You can also look for GPO-3 which is a polyester resin based option to G-10.... Sadly GPO-3 is less widely used and the cost is often similar to G-10, I suspect due to less volume...

Check eBay though, lots of folks getting rid of scraps...
 

·
baDumbumbum
Joined
·
1,142 Posts
We use a lot of Paperstone (phenolic countertop material) for backing plates & core replacement. Other solid surface countertop materials may work for you -- need to scout their properties, tho. Some are chunkier than others. At any rate, cabinet shops or countertop fabricators probably have a bin of offcuts hanging around. Googling 'phenolic Ontario' or 'Paperstone Ontario' turns up many interesting sources. Srsly -- I can't bring myself to toss the remnants ($60US per square ft, dealer cost) but freely give them out to people who want a chunk for this and that.

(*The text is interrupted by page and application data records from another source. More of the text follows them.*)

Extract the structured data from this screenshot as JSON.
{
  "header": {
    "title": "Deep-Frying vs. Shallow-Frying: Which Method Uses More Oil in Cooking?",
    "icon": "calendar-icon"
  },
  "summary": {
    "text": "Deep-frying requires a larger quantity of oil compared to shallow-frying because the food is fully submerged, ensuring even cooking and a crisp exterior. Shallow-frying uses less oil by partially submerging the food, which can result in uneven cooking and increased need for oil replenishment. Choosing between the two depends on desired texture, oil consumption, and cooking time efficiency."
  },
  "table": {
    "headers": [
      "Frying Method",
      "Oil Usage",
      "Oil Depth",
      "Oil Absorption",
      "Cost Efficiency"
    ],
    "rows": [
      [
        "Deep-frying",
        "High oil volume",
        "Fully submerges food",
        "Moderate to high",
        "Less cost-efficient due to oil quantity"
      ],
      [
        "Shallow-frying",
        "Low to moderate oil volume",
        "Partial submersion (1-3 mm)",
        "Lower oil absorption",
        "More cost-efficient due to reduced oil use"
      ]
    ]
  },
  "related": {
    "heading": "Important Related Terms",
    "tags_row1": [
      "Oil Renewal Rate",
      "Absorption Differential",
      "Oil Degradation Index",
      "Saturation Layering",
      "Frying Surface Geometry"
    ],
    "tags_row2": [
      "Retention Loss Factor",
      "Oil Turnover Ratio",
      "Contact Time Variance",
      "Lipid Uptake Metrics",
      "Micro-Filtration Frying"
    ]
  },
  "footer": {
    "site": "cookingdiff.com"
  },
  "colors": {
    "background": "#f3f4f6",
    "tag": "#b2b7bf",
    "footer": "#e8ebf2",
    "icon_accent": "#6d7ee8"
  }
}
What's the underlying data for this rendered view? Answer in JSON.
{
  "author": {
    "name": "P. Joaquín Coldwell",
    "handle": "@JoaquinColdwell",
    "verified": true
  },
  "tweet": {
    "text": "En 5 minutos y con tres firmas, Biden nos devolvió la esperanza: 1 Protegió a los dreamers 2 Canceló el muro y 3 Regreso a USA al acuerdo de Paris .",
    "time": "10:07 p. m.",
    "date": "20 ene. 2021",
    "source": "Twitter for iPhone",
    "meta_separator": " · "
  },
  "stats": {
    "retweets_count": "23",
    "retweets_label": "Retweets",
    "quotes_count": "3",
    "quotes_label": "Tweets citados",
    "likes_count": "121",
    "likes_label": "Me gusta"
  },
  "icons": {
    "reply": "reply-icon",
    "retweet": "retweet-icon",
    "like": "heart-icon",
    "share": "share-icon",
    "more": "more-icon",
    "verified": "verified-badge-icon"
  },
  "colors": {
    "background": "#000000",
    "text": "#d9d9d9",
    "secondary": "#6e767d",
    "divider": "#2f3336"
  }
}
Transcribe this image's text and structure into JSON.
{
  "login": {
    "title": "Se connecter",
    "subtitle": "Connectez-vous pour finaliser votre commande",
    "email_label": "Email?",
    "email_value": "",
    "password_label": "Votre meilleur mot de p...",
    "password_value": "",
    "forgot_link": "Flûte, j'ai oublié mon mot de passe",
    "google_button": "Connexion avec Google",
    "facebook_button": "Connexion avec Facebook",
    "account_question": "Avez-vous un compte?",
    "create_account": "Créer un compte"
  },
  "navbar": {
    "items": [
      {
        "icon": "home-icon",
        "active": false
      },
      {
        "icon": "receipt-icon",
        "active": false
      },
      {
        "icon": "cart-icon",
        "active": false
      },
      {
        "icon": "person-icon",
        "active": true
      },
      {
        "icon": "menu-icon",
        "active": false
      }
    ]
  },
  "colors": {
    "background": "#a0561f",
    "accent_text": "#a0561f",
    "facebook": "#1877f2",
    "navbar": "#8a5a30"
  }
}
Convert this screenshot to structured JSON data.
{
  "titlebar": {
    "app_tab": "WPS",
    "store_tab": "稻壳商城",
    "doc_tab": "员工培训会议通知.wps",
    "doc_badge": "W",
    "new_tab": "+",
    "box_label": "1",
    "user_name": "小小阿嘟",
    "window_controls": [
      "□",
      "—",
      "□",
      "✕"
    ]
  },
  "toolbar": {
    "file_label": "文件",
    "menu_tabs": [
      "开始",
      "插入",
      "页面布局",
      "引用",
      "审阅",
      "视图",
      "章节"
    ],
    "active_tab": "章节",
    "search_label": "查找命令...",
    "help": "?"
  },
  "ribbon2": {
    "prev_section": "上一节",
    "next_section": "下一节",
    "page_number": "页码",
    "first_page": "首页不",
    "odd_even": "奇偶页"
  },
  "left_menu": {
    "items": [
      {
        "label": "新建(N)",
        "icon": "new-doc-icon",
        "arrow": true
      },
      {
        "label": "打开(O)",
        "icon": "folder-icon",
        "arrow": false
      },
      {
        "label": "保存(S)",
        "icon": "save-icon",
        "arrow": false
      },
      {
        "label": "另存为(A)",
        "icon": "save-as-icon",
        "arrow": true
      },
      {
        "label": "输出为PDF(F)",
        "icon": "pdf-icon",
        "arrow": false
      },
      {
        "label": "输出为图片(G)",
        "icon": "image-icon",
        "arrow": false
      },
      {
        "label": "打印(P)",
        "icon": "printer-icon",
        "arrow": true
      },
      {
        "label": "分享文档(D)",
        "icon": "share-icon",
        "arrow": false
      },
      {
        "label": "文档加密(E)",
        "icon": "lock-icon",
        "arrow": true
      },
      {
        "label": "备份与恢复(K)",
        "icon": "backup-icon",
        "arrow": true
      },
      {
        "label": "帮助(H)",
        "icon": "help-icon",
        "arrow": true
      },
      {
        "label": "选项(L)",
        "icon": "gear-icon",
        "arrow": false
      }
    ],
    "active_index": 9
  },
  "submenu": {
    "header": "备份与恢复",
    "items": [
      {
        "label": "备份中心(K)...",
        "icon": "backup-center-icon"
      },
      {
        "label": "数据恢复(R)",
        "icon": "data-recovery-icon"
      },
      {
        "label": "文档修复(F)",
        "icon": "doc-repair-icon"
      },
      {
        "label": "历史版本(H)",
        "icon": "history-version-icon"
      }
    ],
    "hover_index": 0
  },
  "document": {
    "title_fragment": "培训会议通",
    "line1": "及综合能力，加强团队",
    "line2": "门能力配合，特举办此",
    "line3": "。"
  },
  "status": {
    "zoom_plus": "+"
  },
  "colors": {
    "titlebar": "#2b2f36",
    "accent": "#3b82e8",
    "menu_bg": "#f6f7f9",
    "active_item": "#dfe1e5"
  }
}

Don't advise tapping the stuff, however. It is not as good as G10 for tapping. Stainless T-nuts on the backside would work.
 

·
Old enough to know better
Joined
·
4,346 Posts
And while G10 is excellent stuff, they also sell structural grade FRP for about 1/2 the price. It all depends on what you need, and I'm quite certain that structural FRP is stronger than the base layup in most cases. I have used this grade for projects that have taken a lot of strain; very strong. I would only bother with G10 if the project had to hold threads... though I have used the structural grade for this.

McMaster-Carr
Great resource lists all kinds of plastics and there general properties. I just lost an hour at work reading through it!
 

·
Registered
Joined
·
196 Posts
I sent you a personal message on this. I make my own backing plates at around 5/8 thick. i use a mix of glasses and directions to get good strength properties and vacumme down the repair to get the best resin to cloth ratio using laminating epoxy. I have the same issue as you where some of my through hulls are on a curved area. i got around this by taping down a non porus PTFE sheet at .001" with a silicone .001" tape. the layup paper conforms to the hull i then place 5 layers (plaine weave and CSM) to make a solid base shape of the hull and vacumme it to the hull. once its cured i pull it out and then complete my layers on top of this using biaxial cloth in 0 45 90 orientations, CSM and roven woven with 2 layers of plain weave on both sides. Like everything else it is vacumed down to 20+ in for the best and smoothest results from there i use a hole saw to cut it then drill my bolt holes and tap it. or i can epoxy stainless t nuts but if you do that you have to put silicone between the bolt and through hull or you will get dissimilar metal corrosion. IF you guys need any help with this let me know
 
1 - 12 of 12 Posts
Top